• _ABOUT THIS EXERCISE_
Tell how many lines in the data contain the string "value", using a single number as the whole reply.

Segment Start: ENTRIES SHOWN

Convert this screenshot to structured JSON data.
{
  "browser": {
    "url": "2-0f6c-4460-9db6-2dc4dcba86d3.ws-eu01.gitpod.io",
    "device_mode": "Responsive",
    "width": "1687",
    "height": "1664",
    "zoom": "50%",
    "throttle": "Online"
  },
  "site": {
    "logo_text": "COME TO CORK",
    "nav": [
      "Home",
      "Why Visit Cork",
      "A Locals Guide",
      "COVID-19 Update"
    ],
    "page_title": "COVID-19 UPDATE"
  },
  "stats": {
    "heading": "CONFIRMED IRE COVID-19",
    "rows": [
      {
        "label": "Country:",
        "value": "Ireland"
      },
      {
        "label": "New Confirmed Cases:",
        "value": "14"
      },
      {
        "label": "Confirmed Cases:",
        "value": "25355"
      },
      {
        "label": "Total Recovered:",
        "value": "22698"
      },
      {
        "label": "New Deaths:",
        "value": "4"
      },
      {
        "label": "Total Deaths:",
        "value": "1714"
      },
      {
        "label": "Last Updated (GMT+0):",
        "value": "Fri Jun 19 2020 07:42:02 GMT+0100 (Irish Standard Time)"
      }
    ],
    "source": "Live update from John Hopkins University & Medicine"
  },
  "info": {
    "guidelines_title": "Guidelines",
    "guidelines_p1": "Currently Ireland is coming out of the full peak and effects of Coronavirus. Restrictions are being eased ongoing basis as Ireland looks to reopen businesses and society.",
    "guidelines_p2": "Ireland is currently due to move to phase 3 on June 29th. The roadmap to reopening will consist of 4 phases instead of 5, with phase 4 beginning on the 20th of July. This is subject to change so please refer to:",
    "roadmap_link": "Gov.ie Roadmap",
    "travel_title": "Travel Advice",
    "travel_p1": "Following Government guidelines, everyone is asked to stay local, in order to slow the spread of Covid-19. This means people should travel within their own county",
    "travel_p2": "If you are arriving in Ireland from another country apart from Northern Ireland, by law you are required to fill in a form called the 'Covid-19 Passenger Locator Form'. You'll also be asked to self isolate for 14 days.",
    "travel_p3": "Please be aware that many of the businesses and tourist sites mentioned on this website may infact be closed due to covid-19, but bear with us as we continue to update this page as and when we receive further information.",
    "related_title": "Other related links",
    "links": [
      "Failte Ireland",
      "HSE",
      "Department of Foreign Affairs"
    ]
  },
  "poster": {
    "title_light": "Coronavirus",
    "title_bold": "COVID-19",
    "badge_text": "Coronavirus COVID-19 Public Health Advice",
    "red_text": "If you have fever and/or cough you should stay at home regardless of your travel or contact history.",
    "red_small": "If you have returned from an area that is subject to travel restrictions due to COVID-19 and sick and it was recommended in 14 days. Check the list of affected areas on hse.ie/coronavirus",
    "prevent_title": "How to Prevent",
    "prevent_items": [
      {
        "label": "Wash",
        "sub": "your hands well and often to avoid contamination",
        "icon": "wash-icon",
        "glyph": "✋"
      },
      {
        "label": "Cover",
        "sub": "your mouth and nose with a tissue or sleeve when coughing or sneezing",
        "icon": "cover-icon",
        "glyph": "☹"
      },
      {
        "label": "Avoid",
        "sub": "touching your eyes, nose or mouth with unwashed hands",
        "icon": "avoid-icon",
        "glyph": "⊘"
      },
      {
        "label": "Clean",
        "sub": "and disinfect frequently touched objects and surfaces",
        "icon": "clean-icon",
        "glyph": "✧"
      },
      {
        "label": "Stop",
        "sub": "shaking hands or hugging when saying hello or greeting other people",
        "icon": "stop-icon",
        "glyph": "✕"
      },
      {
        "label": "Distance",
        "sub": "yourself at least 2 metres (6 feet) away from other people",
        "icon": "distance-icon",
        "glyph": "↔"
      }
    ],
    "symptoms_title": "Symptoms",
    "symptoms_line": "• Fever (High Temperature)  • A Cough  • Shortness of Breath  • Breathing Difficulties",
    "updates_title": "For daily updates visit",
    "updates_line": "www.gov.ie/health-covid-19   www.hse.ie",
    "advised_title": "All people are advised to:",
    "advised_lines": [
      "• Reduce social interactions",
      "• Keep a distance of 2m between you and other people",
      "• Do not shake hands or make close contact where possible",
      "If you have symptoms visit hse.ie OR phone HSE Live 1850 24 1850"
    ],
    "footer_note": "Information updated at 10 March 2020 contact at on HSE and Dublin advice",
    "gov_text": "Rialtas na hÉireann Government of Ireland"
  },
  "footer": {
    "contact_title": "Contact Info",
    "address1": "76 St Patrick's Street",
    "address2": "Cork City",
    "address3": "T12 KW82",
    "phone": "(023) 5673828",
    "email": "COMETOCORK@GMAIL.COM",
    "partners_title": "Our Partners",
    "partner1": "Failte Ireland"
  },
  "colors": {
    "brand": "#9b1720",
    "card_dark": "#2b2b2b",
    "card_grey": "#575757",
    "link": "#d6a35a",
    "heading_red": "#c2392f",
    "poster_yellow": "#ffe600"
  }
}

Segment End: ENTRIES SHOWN

• _ANSWER TO THE EXERCISE_
7